  15. To David C and all the firefighters, local and from out-of-area, professional and volunteer: there are no words sufficient to express the depth and breadth of our Gratitude.

  16. Actively backfiring above Partington, heading south towards Cold Springs. Lots of firefighters stationed on the ridge line.

  17. Thanks for the update, Heidi. May the winds stay calm and everything go as planned.

    bigsurkate

  18. firefighters going door to door on Partington to know who is home
    and look for water sources ….leaving yellow signs at the end of driveways
    with info should they have to evac. They sure gave me a start when i saw them out the window and i walked out and said Uh Oh ….super friendly guys who have been at it for the last week and were like little kids about the view from the deck.
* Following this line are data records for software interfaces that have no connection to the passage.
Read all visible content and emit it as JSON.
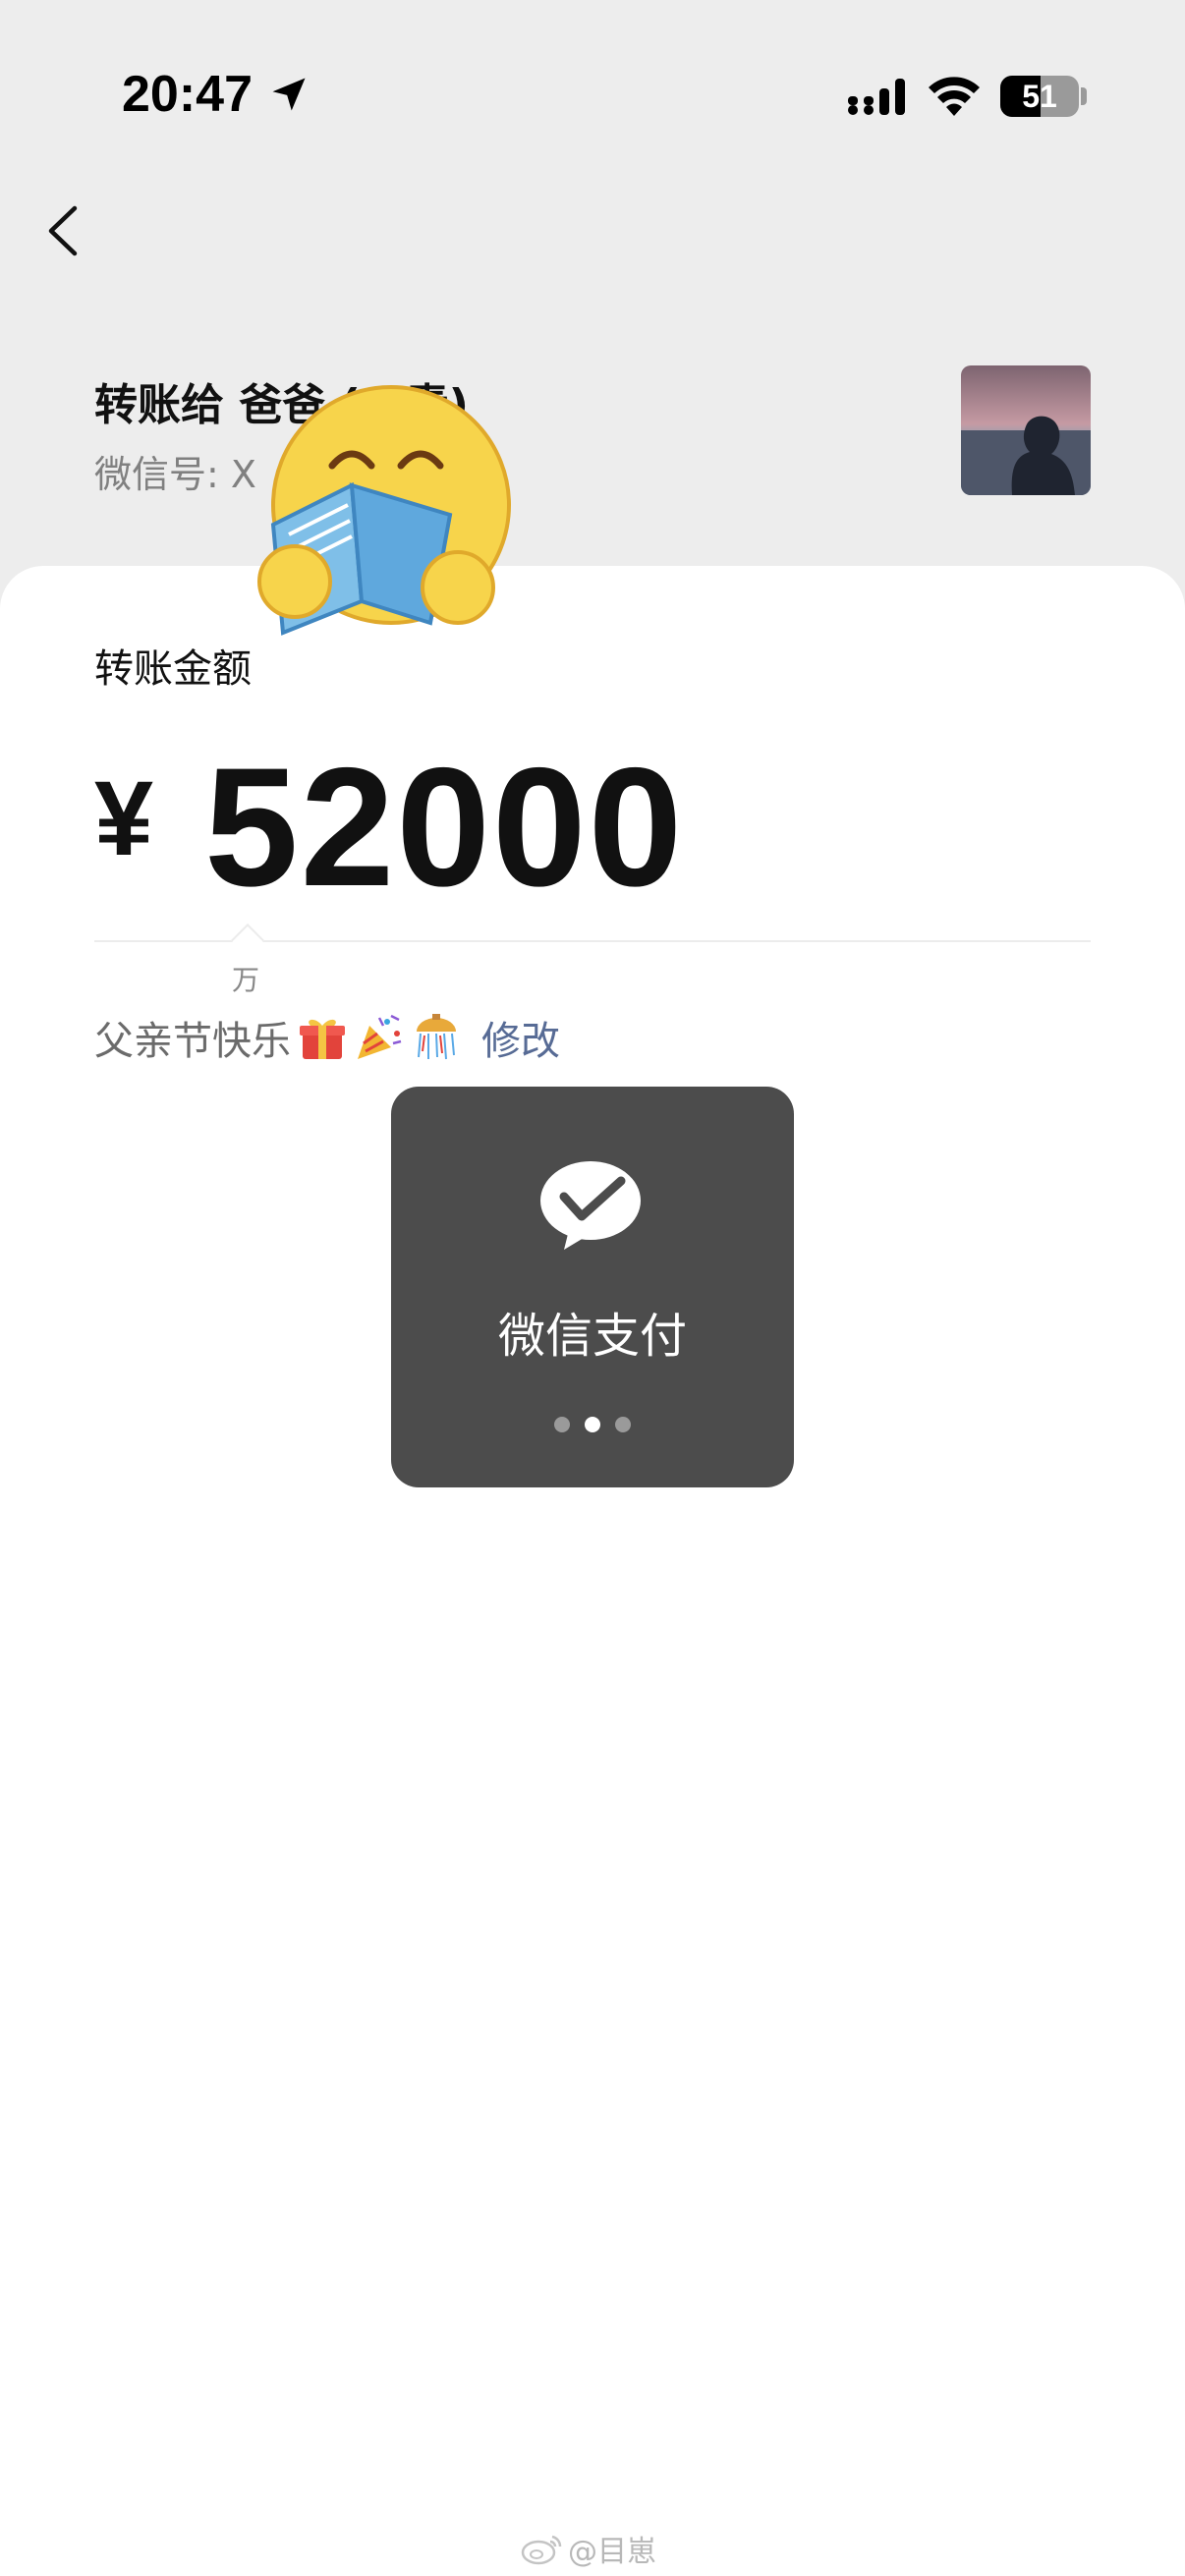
{
  "status_bar": {
    "time": "20:47",
    "battery_level": "51",
    "battery_fraction": 0.51,
    "icons": [
      "location-arrow-icon",
      "signal-icon",
      "wifi-icon",
      "battery-icon"
    ]
  },
  "nav": {
    "back_icon": "chevron-left-icon"
  },
  "recipient": {
    "title": "转账给 爸爸 (**青)",
    "wechat_id": "微信号: X"
  },
  "transfer": {
    "amount_label": "转账金额",
    "currency": "¥",
    "amount": "52000",
    "unit_hint": "万"
  },
  "remark": {
    "text": "父亲节快乐",
    "emojis": [
      "gift-emoji",
      "party-popper-emoji",
      "confetti-ball-emoji"
    ],
    "edit_label": "修改"
  },
  "toast": {
    "icon": "wechat-pay-icon",
    "text": "微信支付",
    "active_dot": 2,
    "dot_count": 3
  },
  "sticker": {
    "icon": "reading-smiley-sticker"
  },
  "watermark": {
    "text": "@目崽"
  },
  "colors": {
    "background": "#ededed",
    "card": "#ffffff",
    "link": "#576b95",
    "toast": "#4c4c4c",
    "remark_text": "#6b6b6b"
  }
}
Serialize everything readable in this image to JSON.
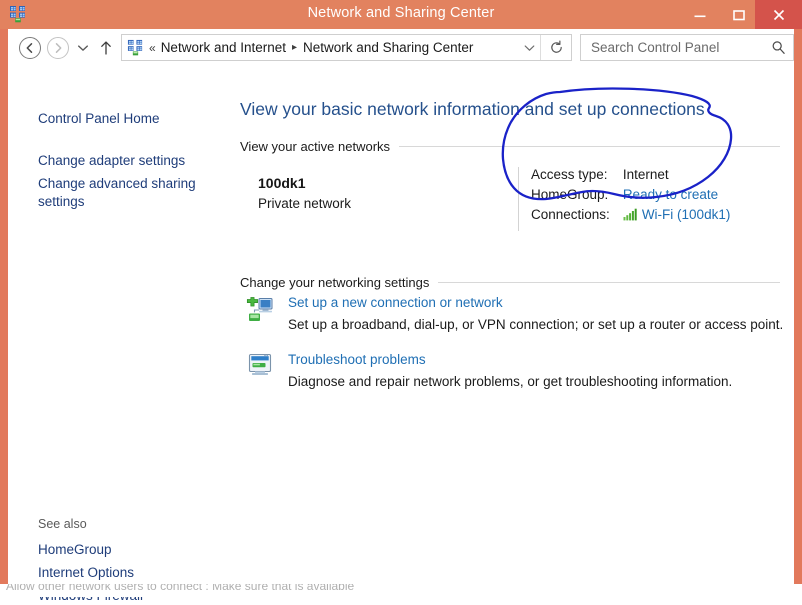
{
  "window": {
    "title": "Network and Sharing Center",
    "icon": "network-sharing-icon",
    "minimize_label": "Minimize",
    "maximize_label": "Maximize",
    "close_label": "Close",
    "frame_color": "#e2795c",
    "close_button_color": "#d4534b"
  },
  "toolbar": {
    "back_label": "Back",
    "forward_label": "Forward",
    "recent_label": "Recent locations",
    "up_label": "Up one level",
    "breadcrumb": {
      "leading": "«",
      "segments": [
        "Network and Internet",
        "Network and Sharing Center"
      ],
      "separator": "▸",
      "dropdown_label": "Previous locations",
      "refresh_label": "Refresh"
    },
    "search": {
      "value": "",
      "placeholder": "Search Control Panel",
      "icon": "search-icon"
    }
  },
  "sidebar": {
    "links": [
      {
        "label": "Control Panel Home"
      },
      {
        "label": "Change adapter settings"
      },
      {
        "label": "Change advanced sharing settings"
      }
    ],
    "see_also": {
      "heading": "See also",
      "links": [
        {
          "label": "HomeGroup"
        },
        {
          "label": "Internet Options"
        },
        {
          "label": "Windows Firewall"
        }
      ]
    }
  },
  "main": {
    "page_title": "View your basic network information and set up connections",
    "sections": {
      "active_networks": {
        "heading": "View your active networks",
        "network": {
          "name": "100dk1",
          "type": "Private network",
          "details": [
            {
              "label": "Access type:",
              "value": "Internet",
              "is_link": false
            },
            {
              "label": "HomeGroup:",
              "value": "Ready to create",
              "is_link": true
            },
            {
              "label": "Connections:",
              "value": "Wi-Fi (100dk1)",
              "is_link": true,
              "icon": "wifi-signal-bars-icon"
            }
          ]
        }
      },
      "networking_settings": {
        "heading": "Change your networking settings",
        "tasks": [
          {
            "icon": "add-network-connection-icon",
            "link": "Set up a new connection or network",
            "description": "Set up a broadband, dial-up, or VPN connection; or set up a router or access point."
          },
          {
            "icon": "troubleshoot-network-icon",
            "link": "Troubleshoot problems",
            "description": "Diagnose and repair network problems, or get troubleshooting information."
          }
        ]
      }
    }
  },
  "annotation": {
    "type": "hand-drawn-ellipse",
    "color": "#1a22c8",
    "target": "network connection details block"
  },
  "background": {
    "cut_off_text": "Allow other network users to connect : Make sure that is available"
  },
  "colors": {
    "link_blue": "#1f6fb4",
    "nav_blue": "#1f3d7a",
    "title_blue": "#25508c",
    "signal_green": "#4aa832"
  }
}
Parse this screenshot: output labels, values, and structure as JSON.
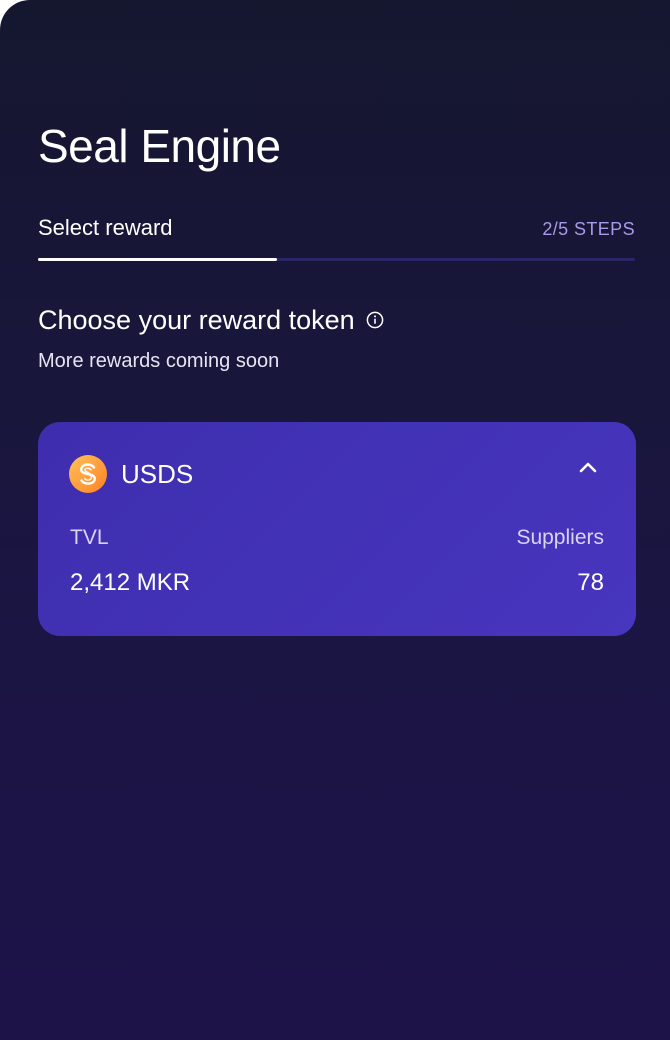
{
  "app": {
    "title": "Seal Engine"
  },
  "stepper": {
    "current_step_label": "Select reward",
    "step_count": "2/5 STEPS",
    "progress_fraction": 0.4
  },
  "section": {
    "title": "Choose your reward token",
    "subtitle": "More rewards coming soon",
    "info_icon": "info-circle-icon"
  },
  "token_card": {
    "name": "USDS",
    "logo_icon": "usds-token-icon",
    "toggle_icon": "chevron-up-icon",
    "expanded": true,
    "stats": {
      "tvl_label": "TVL",
      "tvl_value": "2,412 MKR",
      "suppliers_label": "Suppliers",
      "suppliers_value": "78"
    }
  },
  "colors": {
    "background_top": "#15172f",
    "background_bottom": "#1d1349",
    "card_accent": "#4736be",
    "step_count_text": "#a69be6",
    "logo_gradient_start": "#ffb347",
    "logo_gradient_end": "#ff8a1f"
  }
}
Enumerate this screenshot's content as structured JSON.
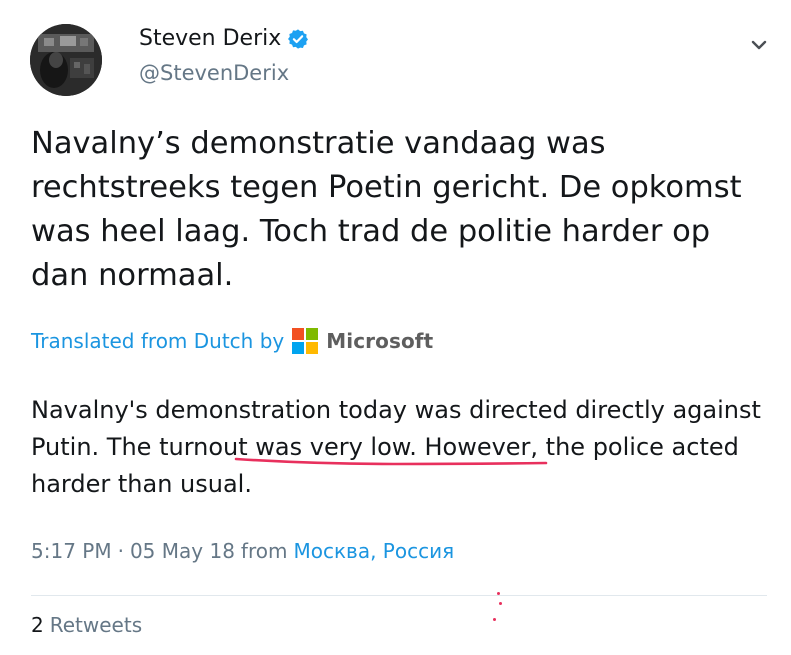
{
  "author": {
    "name": "Steven Derix",
    "handle": "@StevenDerix",
    "verified": true
  },
  "tweet": {
    "text": "Navalny’s demonstratie vandaag was rechtstreeks tegen Poetin gericht. De opkomst was heel laag. Toch trad de politie harder op dan normaal."
  },
  "translation": {
    "credit_label": "Translated from Dutch by",
    "provider": "Microsoft",
    "text_before": "Navalny's demonstration today was directed directly against Putin. T",
    "text_highlight": "he turnout was very low",
    "text_after": ". However, the police acted harder than usual."
  },
  "meta": {
    "time": "5:17 PM",
    "separator": "·",
    "date": "05 May 18",
    "from_label": "from",
    "location": "Москва, Россия"
  },
  "stats": {
    "retweet_count": "2",
    "retweet_label": "Retweets"
  },
  "colors": {
    "link_blue": "#1b95e0",
    "verified_blue": "#1da1f2",
    "underline_red": "#e8305d",
    "ms_red": "#f25022",
    "ms_green": "#7fba00",
    "ms_blue": "#00a4ef",
    "ms_yellow": "#ffb900"
  },
  "icons": {
    "verified": "verified-badge-icon",
    "caret": "chevron-down-icon",
    "microsoft": "microsoft-logo-icon"
  }
}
Doing their due diligence. I feel in Very Good Hands and with the helicopters over head ….a bit of reality.

  19. Thanks for the update, Cate. Be safe, all.

    bigsurkate

  20. Stayed with a beautiful family high on Partington ridge 55 years ago. Hope all can be saved.

  21. Just got back from my town trip in SLO and I also made a point of thanking the FFs I came across. They were just going into a 48 hour break from the Chimney Fire and told me re: the new Santa Ynez fire! It seems as tho the whole dang state is just 1 big fire!
    To Anon re: your belief of the Soberanes Fire starting from pot growers, I don’t buy that. Why would someone jeopardize/burn up their livelyhood? There’s plenty of campers who disregard the “no fire” ordinance on a regular basis and those are the people the authorities need to focus on.

  22. Yes. The fire crews have done a fantastic job. Today, three firefighters parked their fire truck in my driveway and walked to my property at Partington Ridge to ask about my water sources and nearby homes. They were polite, respectful and professional in every way. Great group of guys! After I supplied correct and current information, we corrected the outdated info and incomplete maps right on my patio table. Their objective was to deliver the updated information to a main map back at base camp. Accurate information will definitely increase efficiency, especially on dark nameless unpaved mountain roads. I was happy to do my part. The guys also gave me an accurate update on the status of the fire on our ridge. I was grateful to hear their detailed answers. In closing, I would like to thank everybody involved in fighting our big fire and I also want to thank Big Sur Kate. I have checked for fire updates every day on this site. Job well done to all.

  23. From the description Anon gave of the grows being so small, it could possibly be just an individual or a couple of individuals who are not very familiar with the whole lay of the land, thinking they can grow a small patch up there. Someone with such a small patch wouldn’t particularly be so conscientious about fire. There was a similar problem in the mountains up behind Ashland, Oregon some years ago when I was there. Numerous small grows, where just some kids or yahoos thought they could grow a stash. And, in fact, a fire started from one of those grows. Fortunately, the burn was stopped almost immediately, so didn’t grow large. In my hiking around up there, I came across 3 small grows myself….maybe a dozen plants in each. In a side note, three individuals were arrested when they showed up to try to save their “crop”.

    It’s not far-fetched what with the increased population in the Mty Bay area and the increased traffic along the coast….and up Soberanes Canyon…that someone saw an opportunity and took it.

    And I will add my thank you and immense gratitude to others’ for Bill Cox and David C’s service. THANK YOU.

Leave a Reply

Fill in your details below or click an icon to log in:

WordPress.com Logo

You are commenting using your WordPress.com account. Log Out / Change )

Twitter picture

You are commenting using your Twitter account. Log Out / Change )

Facebook photo

You are commenting using your Facebook account. Log Out / Change )

Google+ photo

You are commenting using your Google+ account. Log Out / Change )

Connecting to %s

 
%d bloggers like this: